▶ EXERCISE OBJECTIVE
The answer should be a faithful retyping of the records that follow, pictures excluded.

▶ MATERIAL PROVIDED
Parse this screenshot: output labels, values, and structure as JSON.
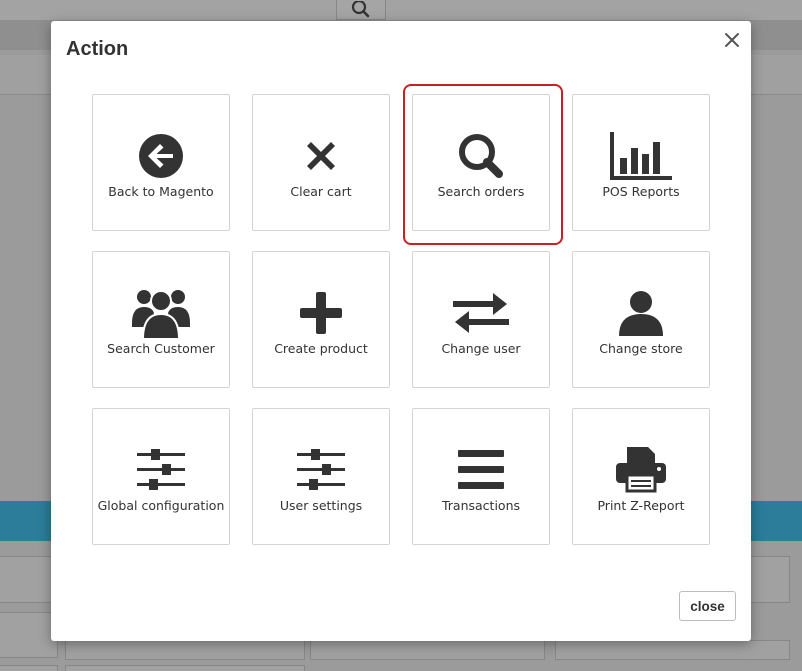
{
  "modal": {
    "title": "Action",
    "close_button_label": "close"
  },
  "actions": [
    {
      "label": "Back to Magento",
      "icon": "arrow-circle-left-icon"
    },
    {
      "label": "Clear cart",
      "icon": "x-icon"
    },
    {
      "label": "Search orders",
      "icon": "search-icon",
      "selected": true
    },
    {
      "label": "POS Reports",
      "icon": "bar-chart-icon"
    },
    {
      "label": "Search Customer",
      "icon": "users-icon"
    },
    {
      "label": "Create product",
      "icon": "plus-icon"
    },
    {
      "label": "Change user",
      "icon": "exchange-icon"
    },
    {
      "label": "Change store",
      "icon": "user-icon"
    },
    {
      "label": "Global configuration",
      "icon": "sliders-icon"
    },
    {
      "label": "User settings",
      "icon": "sliders-icon"
    },
    {
      "label": "Transactions",
      "icon": "bars-icon"
    },
    {
      "label": "Print Z-Report",
      "icon": "printer-icon"
    }
  ],
  "colors": {
    "icon": "#333333",
    "selected_outline": "#cc1f1f",
    "overlay": "#9b9b9b",
    "band": "#2b7d99"
  }
}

▶ EXERCISE SOLUTION
Parse this screenshot: output labels, values, and structure as JSON.
{
  "modal": {
    "title": "Action",
    "close_button_label": "close"
  },
  "actions": [
    {
      "label": "Back to Magento",
      "icon": "arrow-circle-left-icon"
    },
    {
      "label": "Clear cart",
      "icon": "x-icon"
    },
    {
      "label": "Search orders",
      "icon": "search-icon",
      "selected": true
    },
    {
      "label": "POS Reports",
      "icon": "bar-chart-icon"
    },
    {
      "label": "Search Customer",
      "icon": "users-icon"
    },
    {
      "label": "Create product",
      "icon": "plus-icon"
    },
    {
      "label": "Change user",
      "icon": "exchange-icon"
    },
    {
      "label": "Change store",
      "icon": "user-icon"
    },
    {
      "label": "Global configuration",
      "icon": "sliders-icon"
    },
    {
      "label": "User settings",
      "icon": "sliders-icon"
    },
    {
      "label": "Transactions",
      "icon": "bars-icon"
    },
    {
      "label": "Print Z-Report",
      "icon": "printer-icon"
    }
  ],
  "colors": {
    "icon": "#333333",
    "selected_outline": "#cc1f1f",
    "overlay": "#9b9b9b",
    "band": "#2b7d99"
  }
}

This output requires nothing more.